GIVEN DATA
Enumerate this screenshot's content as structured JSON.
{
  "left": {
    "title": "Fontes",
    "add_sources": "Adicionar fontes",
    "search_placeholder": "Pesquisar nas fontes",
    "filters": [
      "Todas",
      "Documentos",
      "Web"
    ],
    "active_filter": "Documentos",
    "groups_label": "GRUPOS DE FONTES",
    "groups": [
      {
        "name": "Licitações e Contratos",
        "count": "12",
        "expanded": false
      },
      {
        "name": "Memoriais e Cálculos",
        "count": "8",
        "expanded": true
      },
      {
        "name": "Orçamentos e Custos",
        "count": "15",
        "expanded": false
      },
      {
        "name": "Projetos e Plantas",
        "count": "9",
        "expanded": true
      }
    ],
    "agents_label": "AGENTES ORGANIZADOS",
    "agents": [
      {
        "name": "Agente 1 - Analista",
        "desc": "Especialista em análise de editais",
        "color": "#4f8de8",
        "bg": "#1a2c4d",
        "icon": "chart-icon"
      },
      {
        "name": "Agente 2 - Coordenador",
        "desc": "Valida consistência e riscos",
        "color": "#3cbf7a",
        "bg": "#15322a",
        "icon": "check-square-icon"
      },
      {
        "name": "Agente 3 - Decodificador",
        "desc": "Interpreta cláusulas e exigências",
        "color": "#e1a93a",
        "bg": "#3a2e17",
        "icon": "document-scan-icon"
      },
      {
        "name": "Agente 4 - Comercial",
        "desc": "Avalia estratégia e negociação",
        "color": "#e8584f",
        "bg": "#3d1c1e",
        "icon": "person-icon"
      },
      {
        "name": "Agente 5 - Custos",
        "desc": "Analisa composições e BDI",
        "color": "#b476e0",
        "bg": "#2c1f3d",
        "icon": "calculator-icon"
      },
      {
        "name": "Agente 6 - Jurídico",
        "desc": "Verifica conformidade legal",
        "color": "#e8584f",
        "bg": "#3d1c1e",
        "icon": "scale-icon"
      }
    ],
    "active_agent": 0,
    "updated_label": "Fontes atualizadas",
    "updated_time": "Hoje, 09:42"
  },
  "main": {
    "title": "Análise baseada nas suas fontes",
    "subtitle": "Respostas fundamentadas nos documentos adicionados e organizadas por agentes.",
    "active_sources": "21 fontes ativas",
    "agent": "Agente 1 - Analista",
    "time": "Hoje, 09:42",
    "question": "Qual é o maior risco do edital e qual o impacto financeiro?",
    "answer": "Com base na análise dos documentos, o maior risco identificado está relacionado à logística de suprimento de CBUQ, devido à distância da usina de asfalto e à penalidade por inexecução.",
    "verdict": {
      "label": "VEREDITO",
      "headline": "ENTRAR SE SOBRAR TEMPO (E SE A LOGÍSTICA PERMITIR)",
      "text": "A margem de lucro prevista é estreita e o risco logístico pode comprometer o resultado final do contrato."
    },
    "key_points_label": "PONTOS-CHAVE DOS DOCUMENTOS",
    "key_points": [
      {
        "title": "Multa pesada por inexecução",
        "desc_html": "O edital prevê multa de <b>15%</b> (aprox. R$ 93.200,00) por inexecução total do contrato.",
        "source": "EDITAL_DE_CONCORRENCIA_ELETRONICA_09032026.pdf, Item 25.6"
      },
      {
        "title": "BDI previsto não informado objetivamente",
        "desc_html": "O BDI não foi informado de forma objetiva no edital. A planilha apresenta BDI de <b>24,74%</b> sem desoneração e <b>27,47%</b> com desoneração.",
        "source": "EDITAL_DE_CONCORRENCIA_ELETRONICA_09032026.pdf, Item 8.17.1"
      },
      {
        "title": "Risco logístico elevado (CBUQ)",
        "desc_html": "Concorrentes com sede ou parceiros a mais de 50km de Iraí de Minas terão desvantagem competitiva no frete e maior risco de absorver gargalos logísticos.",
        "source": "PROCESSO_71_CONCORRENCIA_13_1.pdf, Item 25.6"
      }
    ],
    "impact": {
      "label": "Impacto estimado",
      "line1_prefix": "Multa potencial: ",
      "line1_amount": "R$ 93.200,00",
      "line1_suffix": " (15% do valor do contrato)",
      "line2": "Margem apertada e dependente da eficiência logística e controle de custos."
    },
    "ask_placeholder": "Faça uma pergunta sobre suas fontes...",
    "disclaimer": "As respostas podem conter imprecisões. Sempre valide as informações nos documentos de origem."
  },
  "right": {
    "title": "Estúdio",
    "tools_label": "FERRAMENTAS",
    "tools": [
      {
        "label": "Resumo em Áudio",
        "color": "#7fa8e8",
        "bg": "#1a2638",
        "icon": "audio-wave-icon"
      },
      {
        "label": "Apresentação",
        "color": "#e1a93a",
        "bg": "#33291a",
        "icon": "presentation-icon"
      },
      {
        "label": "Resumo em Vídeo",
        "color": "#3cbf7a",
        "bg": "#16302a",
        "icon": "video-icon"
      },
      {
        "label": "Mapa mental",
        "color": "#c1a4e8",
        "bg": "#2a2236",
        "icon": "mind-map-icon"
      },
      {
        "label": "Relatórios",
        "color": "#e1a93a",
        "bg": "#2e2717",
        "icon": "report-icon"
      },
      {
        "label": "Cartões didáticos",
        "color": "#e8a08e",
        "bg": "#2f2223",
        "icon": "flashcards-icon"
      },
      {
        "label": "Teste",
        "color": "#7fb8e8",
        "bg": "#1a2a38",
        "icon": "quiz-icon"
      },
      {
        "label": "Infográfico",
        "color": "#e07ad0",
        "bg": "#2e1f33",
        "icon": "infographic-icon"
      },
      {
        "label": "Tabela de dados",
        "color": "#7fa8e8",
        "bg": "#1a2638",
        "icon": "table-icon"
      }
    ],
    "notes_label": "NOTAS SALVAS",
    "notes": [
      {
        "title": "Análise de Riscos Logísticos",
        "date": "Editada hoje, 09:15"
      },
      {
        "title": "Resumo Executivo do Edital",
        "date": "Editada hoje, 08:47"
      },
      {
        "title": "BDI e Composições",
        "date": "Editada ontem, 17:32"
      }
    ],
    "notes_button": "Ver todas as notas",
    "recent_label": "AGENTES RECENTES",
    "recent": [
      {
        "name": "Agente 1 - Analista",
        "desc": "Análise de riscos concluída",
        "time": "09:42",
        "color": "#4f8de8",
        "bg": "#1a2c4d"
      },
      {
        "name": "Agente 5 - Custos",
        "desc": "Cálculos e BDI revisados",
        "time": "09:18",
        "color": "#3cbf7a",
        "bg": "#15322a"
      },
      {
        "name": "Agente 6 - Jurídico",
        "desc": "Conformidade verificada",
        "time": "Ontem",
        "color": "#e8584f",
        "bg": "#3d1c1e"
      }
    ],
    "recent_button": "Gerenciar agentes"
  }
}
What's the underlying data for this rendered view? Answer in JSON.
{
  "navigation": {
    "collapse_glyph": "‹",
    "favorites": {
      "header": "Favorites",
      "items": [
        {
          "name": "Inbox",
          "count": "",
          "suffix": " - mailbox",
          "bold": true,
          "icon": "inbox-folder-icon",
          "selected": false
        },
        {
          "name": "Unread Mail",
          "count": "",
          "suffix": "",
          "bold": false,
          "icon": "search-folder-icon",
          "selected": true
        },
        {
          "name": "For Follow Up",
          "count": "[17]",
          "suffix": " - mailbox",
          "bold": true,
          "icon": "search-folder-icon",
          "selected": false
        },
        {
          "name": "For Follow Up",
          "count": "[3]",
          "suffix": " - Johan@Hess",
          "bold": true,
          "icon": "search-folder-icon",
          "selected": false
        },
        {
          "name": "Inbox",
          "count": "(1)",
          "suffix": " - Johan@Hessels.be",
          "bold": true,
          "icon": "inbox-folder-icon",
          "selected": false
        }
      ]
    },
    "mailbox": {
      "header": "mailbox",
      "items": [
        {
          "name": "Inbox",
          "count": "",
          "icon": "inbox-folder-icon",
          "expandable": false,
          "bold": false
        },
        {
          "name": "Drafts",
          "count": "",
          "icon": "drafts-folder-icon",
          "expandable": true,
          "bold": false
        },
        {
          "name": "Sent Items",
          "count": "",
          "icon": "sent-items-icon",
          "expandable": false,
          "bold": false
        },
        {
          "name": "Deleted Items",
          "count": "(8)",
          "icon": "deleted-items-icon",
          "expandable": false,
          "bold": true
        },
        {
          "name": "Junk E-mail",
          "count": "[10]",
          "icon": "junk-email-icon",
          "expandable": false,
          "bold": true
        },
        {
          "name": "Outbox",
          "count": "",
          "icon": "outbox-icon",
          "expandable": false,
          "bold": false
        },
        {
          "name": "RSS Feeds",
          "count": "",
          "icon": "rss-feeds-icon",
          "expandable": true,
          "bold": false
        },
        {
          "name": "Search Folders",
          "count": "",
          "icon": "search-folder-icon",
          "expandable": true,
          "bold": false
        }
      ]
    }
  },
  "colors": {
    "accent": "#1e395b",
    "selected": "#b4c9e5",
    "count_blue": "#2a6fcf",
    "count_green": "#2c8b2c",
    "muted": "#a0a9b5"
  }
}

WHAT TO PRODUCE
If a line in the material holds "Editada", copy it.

SOLUTION
        "date": "Editada hoje, 09:15"
        "date": "Editada hoje, 08:47"
        "date": "Editada ontem, 17:32"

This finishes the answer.